Opportunities like this can teach us a great deal about performance.  Not every show is about the spot light, not every performance has to be serious and it’s good to be able to relax and take the opportunity to enjoy a laugh.  Being a performer demands that we are open minded and ready for anything even dressing up in a life vest to sing! The inevitable interview accompanied the performance with deep and probing questions such as “How did you find out that the world was ending?” and “Where would you want to be when the world ends?”  We had to think on our feet and supply answers that impressed our audience with our clever wit. It was a great chance to talk about some of the great highlights of being in the AYC as well, like the singing at the “Arias” and the NRL grand final.

The Choir had to peel through our repertoire to choose songs that would suit the theme. We performed Evanescence’s My Immortal, Better Be Home Soon by Crowded House and Amazing Grace. This was a performance that provided little opportunity to rehearse so we had to make sure we knew our stuff!

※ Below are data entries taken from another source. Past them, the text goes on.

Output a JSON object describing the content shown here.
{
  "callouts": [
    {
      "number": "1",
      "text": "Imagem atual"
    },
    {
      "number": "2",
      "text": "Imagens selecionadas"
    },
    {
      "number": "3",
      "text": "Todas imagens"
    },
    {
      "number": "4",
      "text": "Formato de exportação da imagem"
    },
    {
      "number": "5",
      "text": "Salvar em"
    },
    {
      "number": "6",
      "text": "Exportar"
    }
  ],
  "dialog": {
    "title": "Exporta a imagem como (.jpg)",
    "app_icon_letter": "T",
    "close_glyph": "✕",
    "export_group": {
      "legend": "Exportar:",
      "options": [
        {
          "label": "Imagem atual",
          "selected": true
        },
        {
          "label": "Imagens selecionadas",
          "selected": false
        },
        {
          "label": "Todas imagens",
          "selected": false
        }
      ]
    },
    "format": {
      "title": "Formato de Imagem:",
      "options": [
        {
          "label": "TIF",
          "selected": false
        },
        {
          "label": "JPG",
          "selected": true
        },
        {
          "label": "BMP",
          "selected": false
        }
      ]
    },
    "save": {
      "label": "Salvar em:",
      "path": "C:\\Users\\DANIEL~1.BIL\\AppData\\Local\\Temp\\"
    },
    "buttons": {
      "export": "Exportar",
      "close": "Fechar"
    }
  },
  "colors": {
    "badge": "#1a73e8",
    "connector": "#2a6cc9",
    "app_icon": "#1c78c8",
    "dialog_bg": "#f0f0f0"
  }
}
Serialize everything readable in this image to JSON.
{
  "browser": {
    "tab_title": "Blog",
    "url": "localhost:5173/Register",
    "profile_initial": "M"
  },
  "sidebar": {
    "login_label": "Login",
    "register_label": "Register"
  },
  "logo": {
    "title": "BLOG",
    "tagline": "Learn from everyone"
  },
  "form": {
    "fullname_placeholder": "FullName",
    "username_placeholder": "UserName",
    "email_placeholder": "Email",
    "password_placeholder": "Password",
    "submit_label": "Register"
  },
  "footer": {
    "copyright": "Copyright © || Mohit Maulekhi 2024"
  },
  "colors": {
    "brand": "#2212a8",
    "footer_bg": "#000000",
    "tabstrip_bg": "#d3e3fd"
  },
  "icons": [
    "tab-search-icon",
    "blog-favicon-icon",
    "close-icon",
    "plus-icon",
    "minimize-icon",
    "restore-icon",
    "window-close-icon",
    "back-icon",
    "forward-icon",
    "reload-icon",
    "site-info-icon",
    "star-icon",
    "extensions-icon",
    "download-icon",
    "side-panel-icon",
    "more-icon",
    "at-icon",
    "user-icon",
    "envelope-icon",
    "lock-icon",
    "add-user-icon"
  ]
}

‘The End of the World Show’ was a great success! We got to meet some great musicians: Blue Juice and Tim Minchin, and we hung out with some of the county’s most famous music show presenters Alex and ?? and we got to sing on national radio. We were even complimented on our ‘post apocalyptic cult-like’ robes….you have to laugh!

If you want to check out the show you can download it as a pod cast. Follow this link

To see some great photos from the show click here

Benita Sullivan

Benita 1Benita’s early back ground in music and performance stretches from musicals, to choir, singing and instrumental training. She has been managing and playing with Melbourne bands for the last eight years. She is a singer song writer, developing her latest band Elliot Friend. She looks forward to a successful career in creative arts administration and music.

Brought to you by National Institute of Youth Performing Arts

Go to www.niypaa.com.au

Sing and Dance Australia

Sharing life’s experiences – singing dancing and growing up!